What you are asked to do. Pictures do not belong in the copy. Return all of the entries exactly.

Entries from a dataset of interfaces
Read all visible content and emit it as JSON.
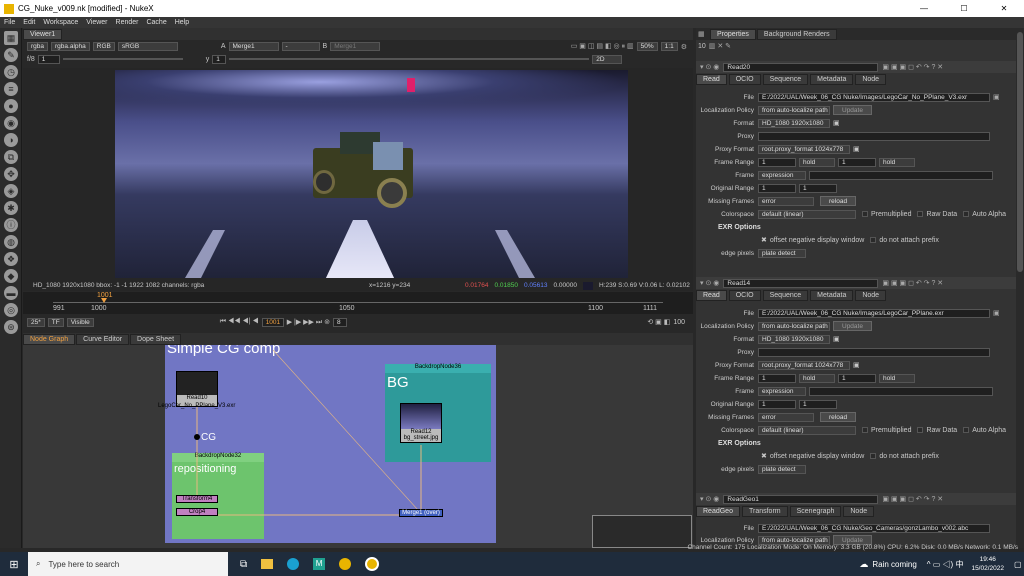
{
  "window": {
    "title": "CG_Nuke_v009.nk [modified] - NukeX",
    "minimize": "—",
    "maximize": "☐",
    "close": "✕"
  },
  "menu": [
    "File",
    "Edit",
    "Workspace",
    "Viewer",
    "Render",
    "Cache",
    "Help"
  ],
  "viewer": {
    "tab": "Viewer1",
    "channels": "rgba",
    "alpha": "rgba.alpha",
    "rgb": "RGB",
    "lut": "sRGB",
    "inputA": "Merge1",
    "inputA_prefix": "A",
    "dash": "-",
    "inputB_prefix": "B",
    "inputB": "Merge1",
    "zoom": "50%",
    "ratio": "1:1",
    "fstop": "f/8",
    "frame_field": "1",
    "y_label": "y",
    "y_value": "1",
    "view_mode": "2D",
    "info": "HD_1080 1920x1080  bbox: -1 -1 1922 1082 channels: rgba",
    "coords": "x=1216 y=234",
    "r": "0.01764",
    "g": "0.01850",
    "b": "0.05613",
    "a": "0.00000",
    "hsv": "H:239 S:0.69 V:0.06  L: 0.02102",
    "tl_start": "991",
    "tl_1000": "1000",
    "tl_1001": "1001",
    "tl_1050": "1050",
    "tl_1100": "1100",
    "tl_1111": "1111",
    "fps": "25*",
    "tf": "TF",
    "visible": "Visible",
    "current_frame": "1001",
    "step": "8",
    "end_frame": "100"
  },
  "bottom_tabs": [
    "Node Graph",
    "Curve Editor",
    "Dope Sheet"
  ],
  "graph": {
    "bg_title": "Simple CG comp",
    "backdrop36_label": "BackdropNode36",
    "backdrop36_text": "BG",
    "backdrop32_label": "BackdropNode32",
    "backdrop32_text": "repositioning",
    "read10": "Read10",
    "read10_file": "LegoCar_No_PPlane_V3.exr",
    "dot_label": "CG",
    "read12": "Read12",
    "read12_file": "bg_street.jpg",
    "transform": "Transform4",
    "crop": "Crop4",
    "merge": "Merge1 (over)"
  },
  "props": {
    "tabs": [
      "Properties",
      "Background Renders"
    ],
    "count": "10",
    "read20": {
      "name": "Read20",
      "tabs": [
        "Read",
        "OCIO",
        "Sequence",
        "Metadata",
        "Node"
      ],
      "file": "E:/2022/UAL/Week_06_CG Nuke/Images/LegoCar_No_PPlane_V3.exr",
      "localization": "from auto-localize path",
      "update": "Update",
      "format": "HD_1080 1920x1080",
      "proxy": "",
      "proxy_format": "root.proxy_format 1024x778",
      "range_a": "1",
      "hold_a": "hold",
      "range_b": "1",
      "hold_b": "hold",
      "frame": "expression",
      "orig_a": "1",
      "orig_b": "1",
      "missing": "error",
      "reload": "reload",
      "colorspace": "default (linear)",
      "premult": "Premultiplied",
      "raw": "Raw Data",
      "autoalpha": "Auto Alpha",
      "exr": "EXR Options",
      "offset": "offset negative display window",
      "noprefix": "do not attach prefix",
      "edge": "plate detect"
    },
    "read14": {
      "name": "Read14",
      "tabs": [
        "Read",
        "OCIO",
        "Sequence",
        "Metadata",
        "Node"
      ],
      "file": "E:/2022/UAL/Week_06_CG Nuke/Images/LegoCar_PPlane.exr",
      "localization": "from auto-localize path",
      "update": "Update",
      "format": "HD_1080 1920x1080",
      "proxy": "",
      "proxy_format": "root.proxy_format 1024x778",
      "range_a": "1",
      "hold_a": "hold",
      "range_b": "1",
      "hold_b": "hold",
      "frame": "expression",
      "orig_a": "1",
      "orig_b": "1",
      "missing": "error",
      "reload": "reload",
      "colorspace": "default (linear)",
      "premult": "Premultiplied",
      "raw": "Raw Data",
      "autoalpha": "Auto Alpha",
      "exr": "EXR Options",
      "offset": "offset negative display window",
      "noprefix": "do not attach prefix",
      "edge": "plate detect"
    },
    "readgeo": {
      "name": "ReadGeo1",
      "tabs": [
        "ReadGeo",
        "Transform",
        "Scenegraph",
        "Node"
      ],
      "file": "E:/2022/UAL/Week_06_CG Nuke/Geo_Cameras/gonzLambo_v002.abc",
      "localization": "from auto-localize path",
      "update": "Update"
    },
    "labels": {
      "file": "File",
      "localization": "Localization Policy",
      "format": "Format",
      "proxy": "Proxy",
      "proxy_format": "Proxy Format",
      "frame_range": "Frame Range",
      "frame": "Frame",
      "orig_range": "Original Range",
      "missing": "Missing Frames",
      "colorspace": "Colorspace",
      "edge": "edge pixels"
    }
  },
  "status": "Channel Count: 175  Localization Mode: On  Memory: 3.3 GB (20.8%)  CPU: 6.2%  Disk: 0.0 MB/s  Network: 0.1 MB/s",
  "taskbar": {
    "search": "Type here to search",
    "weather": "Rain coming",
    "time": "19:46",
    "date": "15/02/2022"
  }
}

Response area.
Read all visible content and emit it as JSON.
{
  "window": {
    "title": "CG_Nuke_v009.nk [modified] - NukeX",
    "minimize": "—",
    "maximize": "☐",
    "close": "✕"
  },
  "menu": [
    "File",
    "Edit",
    "Workspace",
    "Viewer",
    "Render",
    "Cache",
    "Help"
  ],
  "viewer": {
    "tab": "Viewer1",
    "channels": "rgba",
    "alpha": "rgba.alpha",
    "rgb": "RGB",
    "lut": "sRGB",
    "inputA": "Merge1",
    "inputA_prefix": "A",
    "dash": "-",
    "inputB_prefix": "B",
    "inputB": "Merge1",
    "zoom": "50%",
    "ratio": "1:1",
    "fstop": "f/8",
    "frame_field": "1",
    "y_label": "y",
    "y_value": "1",
    "view_mode": "2D",
    "info": "HD_1080 1920x1080  bbox: -1 -1 1922 1082 channels: rgba",
    "coords": "x=1216 y=234",
    "r": "0.01764",
    "g": "0.01850",
    "b": "0.05613",
    "a": "0.00000",
    "hsv": "H:239 S:0.69 V:0.06  L: 0.02102",
    "tl_start": "991",
    "tl_1000": "1000",
    "tl_1001": "1001",
    "tl_1050": "1050",
    "tl_1100": "1100",
    "tl_1111": "1111",
    "fps": "25*",
    "tf": "TF",
    "visible": "Visible",
    "current_frame": "1001",
    "step": "8",
    "end_frame": "100"
  },
  "bottom_tabs": [
    "Node Graph",
    "Curve Editor",
    "Dope Sheet"
  ],
  "graph": {
    "bg_title": "Simple CG comp",
    "backdrop36_label": "BackdropNode36",
    "backdrop36_text": "BG",
    "backdrop32_label": "BackdropNode32",
    "backdrop32_text": "repositioning",
    "read10": "Read10",
    "read10_file": "LegoCar_No_PPlane_V3.exr",
    "dot_label": "CG",
    "read12": "Read12",
    "read12_file": "bg_street.jpg",
    "transform": "Transform4",
    "crop": "Crop4",
    "merge": "Merge1 (over)"
  },
  "props": {
    "tabs": [
      "Properties",
      "Background Renders"
    ],
    "count": "10",
    "read20": {
      "name": "Read20",
      "tabs": [
        "Read",
        "OCIO",
        "Sequence",
        "Metadata",
        "Node"
      ],
      "file": "E:/2022/UAL/Week_06_CG Nuke/Images/LegoCar_No_PPlane_V3.exr",
      "localization": "from auto-localize path",
      "update": "Update",
      "format": "HD_1080 1920x1080",
      "proxy": "",
      "proxy_format": "root.proxy_format 1024x778",
      "range_a": "1",
      "hold_a": "hold",
      "range_b": "1",
      "hold_b": "hold",
      "frame": "expression",
      "orig_a": "1",
      "orig_b": "1",
      "missing": "error",
      "reload": "reload",
      "colorspace": "default (linear)",
      "premult": "Premultiplied",
      "raw": "Raw Data",
      "autoalpha": "Auto Alpha",
      "exr": "EXR Options",
      "offset": "offset negative display window",
      "noprefix": "do not attach prefix",
      "edge": "plate detect"
    },
    "read14": {
      "name": "Read14",
      "tabs": [
        "Read",
        "OCIO",
        "Sequence",
        "Metadata",
        "Node"
      ],
      "file": "E:/2022/UAL/Week_06_CG Nuke/Images/LegoCar_PPlane.exr",
      "localization": "from auto-localize path",
      "update": "Update",
      "format": "HD_1080 1920x1080",
      "proxy": "",
      "proxy_format": "root.proxy_format 1024x778",
      "range_a": "1",
      "hold_a": "hold",
      "range_b": "1",
      "hold_b": "hold",
      "frame": "expression",
      "orig_a": "1",
      "orig_b": "1",
      "missing": "error",
      "reload": "reload",
      "colorspace": "default (linear)",
      "premult": "Premultiplied",
      "raw": "Raw Data",
      "autoalpha": "Auto Alpha",
      "exr": "EXR Options",
      "offset": "offset negative display window",
      "noprefix": "do not attach prefix",
      "edge": "plate detect"
    },
    "readgeo": {
      "name": "ReadGeo1",
      "tabs": [
        "ReadGeo",
        "Transform",
        "Scenegraph",
        "Node"
      ],
      "file": "E:/2022/UAL/Week_06_CG Nuke/Geo_Cameras/gonzLambo_v002.abc",
      "localization": "from auto-localize path",
      "update": "Update"
    },
    "labels": {
      "file": "File",
      "localization": "Localization Policy",
      "format": "Format",
      "proxy": "Proxy",
      "proxy_format": "Proxy Format",
      "frame_range": "Frame Range",
      "frame": "Frame",
      "orig_range": "Original Range",
      "missing": "Missing Frames",
      "colorspace": "Colorspace",
      "edge": "edge pixels"
    }
  },
  "status": "Channel Count: 175  Localization Mode: On  Memory: 3.3 GB (20.8%)  CPU: 6.2%  Disk: 0.0 MB/s  Network: 0.1 MB/s",
  "taskbar": {
    "search": "Type here to search",
    "weather": "Rain coming",
    "time": "19:46",
    "date": "15/02/2022"
  }
}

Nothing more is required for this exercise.